── MATERIAL PROVIDED
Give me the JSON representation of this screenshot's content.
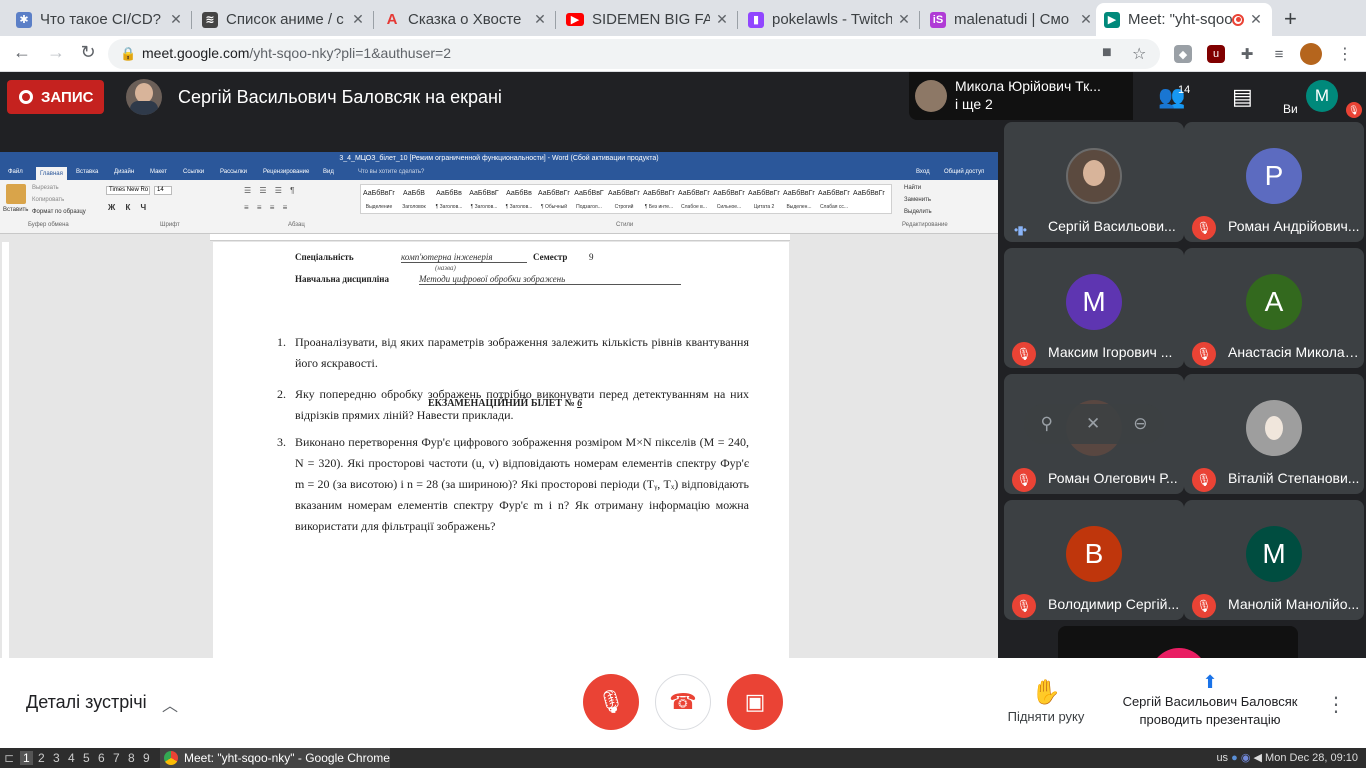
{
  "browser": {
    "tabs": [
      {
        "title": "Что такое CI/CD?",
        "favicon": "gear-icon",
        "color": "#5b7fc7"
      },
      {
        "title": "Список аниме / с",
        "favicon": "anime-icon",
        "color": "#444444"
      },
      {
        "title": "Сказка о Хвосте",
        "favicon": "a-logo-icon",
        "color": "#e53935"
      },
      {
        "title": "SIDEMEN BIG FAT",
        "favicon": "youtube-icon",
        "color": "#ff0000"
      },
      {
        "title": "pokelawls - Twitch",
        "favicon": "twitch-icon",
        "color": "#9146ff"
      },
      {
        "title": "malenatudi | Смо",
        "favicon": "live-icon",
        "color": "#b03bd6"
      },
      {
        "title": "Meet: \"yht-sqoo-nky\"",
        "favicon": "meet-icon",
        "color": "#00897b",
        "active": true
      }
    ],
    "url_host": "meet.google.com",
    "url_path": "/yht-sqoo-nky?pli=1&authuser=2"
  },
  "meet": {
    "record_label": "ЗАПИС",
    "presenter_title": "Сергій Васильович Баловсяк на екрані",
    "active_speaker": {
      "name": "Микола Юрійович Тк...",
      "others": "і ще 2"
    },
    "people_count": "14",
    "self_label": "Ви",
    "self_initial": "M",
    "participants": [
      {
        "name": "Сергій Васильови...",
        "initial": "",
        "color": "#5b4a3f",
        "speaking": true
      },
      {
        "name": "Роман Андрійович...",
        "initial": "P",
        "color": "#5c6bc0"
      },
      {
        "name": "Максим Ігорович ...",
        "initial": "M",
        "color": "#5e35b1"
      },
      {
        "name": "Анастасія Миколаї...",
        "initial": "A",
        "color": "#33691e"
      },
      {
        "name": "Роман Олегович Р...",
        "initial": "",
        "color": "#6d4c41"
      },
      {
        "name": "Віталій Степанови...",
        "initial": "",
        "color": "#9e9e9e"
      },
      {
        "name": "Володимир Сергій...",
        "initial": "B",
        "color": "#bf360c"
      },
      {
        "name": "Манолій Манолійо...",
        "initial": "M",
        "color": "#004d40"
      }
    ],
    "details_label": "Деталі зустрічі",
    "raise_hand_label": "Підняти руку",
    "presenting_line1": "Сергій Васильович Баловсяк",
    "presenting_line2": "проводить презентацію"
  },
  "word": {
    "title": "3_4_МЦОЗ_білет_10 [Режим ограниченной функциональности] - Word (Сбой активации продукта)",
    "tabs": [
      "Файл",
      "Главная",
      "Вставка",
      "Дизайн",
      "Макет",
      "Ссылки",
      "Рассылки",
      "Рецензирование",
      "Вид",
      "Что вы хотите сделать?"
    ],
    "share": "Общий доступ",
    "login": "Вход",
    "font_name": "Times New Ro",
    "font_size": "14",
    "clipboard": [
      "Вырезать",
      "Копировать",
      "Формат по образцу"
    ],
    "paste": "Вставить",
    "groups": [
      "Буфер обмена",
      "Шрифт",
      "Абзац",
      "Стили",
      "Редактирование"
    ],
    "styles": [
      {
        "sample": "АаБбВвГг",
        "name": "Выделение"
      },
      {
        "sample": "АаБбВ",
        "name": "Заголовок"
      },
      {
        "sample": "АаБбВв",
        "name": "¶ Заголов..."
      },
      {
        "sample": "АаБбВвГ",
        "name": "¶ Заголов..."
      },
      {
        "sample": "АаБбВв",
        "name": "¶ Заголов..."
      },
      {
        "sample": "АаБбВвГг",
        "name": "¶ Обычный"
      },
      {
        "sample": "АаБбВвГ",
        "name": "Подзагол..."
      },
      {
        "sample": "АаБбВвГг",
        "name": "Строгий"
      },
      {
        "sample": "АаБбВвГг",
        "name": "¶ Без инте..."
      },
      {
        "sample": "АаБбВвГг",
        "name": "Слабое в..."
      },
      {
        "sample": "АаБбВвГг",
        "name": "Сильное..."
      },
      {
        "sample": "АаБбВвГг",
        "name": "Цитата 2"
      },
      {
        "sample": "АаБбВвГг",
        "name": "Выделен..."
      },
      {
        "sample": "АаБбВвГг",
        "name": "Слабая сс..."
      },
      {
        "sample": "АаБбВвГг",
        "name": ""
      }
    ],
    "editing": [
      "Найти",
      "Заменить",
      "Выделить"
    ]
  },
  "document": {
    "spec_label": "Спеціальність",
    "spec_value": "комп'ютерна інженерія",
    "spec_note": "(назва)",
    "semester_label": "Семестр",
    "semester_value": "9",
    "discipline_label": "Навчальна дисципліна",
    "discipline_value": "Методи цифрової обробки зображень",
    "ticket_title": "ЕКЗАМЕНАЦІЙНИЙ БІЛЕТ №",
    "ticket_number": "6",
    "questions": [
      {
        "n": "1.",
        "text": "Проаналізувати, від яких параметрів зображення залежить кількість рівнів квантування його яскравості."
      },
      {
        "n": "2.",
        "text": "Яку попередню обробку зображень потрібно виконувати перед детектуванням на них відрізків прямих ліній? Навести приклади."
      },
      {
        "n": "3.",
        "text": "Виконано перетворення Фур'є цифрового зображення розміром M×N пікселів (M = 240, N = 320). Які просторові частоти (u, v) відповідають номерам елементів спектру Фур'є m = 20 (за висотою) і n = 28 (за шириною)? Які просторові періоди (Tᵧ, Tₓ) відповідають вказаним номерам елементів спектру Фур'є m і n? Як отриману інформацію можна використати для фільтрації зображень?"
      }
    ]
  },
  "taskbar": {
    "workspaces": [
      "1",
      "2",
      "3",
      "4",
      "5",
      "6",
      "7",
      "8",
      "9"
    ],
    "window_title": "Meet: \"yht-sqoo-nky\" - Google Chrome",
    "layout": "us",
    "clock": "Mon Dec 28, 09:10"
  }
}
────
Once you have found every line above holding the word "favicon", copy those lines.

*ANSWER TO THIS PROBLEM*.
        "favicon": "gear-icon",
        "favicon": "anime-icon",
        "favicon": "a-logo-icon",
        "favicon": "youtube-icon",
        "favicon": "twitch-icon",
        "favicon": "live-icon",
        "favicon": "meet-icon",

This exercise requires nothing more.